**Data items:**
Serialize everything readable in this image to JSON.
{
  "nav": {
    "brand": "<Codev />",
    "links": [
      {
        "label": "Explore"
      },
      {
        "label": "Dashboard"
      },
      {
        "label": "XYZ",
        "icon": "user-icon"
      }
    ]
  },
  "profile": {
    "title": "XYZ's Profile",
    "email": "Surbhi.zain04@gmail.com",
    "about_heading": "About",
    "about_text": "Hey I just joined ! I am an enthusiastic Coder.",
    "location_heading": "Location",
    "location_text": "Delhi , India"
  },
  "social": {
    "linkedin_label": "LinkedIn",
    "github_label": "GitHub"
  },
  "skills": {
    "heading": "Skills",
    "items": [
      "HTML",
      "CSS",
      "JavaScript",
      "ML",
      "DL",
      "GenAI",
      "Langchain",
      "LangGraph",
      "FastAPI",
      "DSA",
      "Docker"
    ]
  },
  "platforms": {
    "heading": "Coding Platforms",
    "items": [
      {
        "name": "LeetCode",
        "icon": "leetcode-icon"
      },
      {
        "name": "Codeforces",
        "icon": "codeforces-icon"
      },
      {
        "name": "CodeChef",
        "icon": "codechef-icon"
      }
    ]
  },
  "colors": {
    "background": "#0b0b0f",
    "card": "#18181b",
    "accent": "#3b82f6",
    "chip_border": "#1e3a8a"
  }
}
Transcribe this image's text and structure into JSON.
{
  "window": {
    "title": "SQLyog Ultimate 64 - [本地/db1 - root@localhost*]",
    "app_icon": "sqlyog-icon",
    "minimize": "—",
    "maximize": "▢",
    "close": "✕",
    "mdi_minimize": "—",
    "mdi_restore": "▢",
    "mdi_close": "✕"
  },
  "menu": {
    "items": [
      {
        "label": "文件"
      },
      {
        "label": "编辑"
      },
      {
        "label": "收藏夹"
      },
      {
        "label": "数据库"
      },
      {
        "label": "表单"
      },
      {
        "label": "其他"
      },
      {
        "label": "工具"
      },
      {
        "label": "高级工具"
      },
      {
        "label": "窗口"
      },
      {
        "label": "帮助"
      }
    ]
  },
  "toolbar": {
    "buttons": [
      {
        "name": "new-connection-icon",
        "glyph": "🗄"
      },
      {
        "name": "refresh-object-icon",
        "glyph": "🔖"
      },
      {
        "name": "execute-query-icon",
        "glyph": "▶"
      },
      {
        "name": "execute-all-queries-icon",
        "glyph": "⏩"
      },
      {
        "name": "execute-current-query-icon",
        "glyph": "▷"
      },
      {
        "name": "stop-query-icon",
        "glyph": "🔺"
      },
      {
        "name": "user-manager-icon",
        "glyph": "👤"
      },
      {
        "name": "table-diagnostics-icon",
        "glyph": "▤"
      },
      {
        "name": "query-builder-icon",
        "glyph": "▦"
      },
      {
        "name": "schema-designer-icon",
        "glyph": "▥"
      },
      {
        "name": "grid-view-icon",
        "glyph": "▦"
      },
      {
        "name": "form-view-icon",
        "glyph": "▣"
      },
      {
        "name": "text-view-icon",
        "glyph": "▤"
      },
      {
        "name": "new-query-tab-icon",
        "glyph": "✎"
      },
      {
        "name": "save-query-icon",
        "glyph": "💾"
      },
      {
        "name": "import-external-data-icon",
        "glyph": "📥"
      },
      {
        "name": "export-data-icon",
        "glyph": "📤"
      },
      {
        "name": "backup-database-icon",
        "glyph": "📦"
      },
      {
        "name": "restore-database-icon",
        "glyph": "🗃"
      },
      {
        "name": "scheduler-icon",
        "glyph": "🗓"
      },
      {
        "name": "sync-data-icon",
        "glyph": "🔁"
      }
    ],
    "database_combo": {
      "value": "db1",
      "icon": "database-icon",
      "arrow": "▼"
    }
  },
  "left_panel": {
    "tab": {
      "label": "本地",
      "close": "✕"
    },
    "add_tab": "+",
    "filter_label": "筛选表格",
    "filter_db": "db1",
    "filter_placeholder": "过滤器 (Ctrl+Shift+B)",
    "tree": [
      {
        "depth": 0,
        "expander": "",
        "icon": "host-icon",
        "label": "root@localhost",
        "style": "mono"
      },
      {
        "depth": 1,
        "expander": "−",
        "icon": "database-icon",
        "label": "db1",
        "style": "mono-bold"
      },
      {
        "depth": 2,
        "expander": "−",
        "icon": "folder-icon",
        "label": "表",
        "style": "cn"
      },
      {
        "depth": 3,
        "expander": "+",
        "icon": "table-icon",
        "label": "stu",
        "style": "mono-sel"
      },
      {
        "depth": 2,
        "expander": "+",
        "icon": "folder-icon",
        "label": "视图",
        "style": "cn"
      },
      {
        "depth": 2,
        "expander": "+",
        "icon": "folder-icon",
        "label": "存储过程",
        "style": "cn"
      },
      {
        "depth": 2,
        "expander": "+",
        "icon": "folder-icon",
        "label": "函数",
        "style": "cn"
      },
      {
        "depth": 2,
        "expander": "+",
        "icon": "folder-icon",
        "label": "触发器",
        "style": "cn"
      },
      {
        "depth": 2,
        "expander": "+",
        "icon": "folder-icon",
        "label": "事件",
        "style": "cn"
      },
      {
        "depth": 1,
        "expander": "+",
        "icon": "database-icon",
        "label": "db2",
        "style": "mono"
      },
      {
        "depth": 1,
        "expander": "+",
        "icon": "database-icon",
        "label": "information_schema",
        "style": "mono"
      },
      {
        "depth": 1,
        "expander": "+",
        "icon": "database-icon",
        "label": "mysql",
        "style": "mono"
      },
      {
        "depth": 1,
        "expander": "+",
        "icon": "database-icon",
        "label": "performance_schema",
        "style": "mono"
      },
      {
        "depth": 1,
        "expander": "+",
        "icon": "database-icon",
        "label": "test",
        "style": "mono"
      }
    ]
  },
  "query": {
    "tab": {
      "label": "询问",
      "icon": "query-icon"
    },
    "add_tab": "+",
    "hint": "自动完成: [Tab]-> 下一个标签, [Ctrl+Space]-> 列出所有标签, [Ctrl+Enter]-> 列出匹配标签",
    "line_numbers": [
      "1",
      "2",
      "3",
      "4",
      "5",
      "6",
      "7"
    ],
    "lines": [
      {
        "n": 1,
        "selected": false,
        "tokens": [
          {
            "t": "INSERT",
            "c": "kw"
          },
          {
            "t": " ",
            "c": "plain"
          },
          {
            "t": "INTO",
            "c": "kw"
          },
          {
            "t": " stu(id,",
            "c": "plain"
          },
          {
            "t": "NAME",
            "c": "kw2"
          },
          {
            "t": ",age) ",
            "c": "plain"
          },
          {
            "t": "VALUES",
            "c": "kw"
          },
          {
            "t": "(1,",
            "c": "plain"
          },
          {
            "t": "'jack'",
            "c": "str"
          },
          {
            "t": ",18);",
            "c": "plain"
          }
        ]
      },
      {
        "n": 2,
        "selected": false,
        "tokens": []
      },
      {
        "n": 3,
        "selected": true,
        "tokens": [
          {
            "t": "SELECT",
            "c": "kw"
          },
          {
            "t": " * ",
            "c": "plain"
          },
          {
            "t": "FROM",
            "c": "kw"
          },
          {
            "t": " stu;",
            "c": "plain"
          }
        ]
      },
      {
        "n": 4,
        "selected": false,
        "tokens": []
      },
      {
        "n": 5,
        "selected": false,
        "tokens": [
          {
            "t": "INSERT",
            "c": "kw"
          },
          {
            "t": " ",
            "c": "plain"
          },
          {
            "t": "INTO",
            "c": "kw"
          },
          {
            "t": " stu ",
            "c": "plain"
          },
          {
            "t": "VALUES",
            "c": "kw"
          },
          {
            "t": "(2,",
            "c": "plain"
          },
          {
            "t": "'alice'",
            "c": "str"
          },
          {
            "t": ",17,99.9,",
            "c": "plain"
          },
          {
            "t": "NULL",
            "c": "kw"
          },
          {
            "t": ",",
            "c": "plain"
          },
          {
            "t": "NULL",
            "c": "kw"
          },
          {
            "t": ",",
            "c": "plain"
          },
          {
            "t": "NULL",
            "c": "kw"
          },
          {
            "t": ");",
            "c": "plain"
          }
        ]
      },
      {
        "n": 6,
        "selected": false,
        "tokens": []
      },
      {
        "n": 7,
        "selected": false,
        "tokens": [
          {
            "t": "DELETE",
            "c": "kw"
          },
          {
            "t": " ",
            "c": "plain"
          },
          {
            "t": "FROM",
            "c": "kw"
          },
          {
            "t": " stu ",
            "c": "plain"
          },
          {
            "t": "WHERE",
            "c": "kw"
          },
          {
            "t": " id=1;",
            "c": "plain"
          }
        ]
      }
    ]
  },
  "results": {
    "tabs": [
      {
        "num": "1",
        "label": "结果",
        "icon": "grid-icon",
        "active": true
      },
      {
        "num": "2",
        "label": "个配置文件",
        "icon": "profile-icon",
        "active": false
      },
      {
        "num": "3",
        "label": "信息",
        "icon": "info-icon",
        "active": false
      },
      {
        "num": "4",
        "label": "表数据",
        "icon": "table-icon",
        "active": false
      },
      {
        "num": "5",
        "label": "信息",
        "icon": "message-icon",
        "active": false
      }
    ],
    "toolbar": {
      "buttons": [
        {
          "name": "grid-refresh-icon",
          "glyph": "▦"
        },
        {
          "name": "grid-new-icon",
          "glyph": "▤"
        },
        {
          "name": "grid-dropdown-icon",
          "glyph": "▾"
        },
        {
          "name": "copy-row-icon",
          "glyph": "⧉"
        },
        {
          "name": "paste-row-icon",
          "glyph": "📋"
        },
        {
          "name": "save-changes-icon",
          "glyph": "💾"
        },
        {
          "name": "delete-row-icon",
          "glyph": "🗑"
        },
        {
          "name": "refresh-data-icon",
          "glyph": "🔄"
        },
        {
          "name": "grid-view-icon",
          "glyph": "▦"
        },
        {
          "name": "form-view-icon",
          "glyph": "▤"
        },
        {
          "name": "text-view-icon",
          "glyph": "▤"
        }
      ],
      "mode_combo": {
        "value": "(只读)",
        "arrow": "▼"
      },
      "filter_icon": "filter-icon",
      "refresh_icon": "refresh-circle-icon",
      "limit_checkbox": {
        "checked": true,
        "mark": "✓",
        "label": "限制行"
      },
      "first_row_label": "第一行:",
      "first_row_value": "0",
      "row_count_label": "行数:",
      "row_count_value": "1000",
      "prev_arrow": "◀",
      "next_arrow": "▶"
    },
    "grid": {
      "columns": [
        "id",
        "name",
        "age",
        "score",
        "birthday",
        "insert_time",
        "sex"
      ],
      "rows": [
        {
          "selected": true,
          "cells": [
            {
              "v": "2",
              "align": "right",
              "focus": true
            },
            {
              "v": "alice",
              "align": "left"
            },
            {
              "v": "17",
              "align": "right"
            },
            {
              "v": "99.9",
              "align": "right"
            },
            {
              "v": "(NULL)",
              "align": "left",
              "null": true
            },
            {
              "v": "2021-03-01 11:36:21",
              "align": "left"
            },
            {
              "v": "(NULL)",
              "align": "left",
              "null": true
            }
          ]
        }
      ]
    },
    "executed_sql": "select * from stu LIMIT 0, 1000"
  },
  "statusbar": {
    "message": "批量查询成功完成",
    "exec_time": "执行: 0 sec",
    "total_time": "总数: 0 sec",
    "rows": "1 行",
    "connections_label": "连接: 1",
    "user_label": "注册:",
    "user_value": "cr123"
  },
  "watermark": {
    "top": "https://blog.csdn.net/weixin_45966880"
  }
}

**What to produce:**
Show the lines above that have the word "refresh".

**Result:**
        "name": "refresh-object-icon",
          "name": "grid-refresh-icon",
          "name": "refresh-data-icon",
      "refresh_icon": "refresh-circle-icon",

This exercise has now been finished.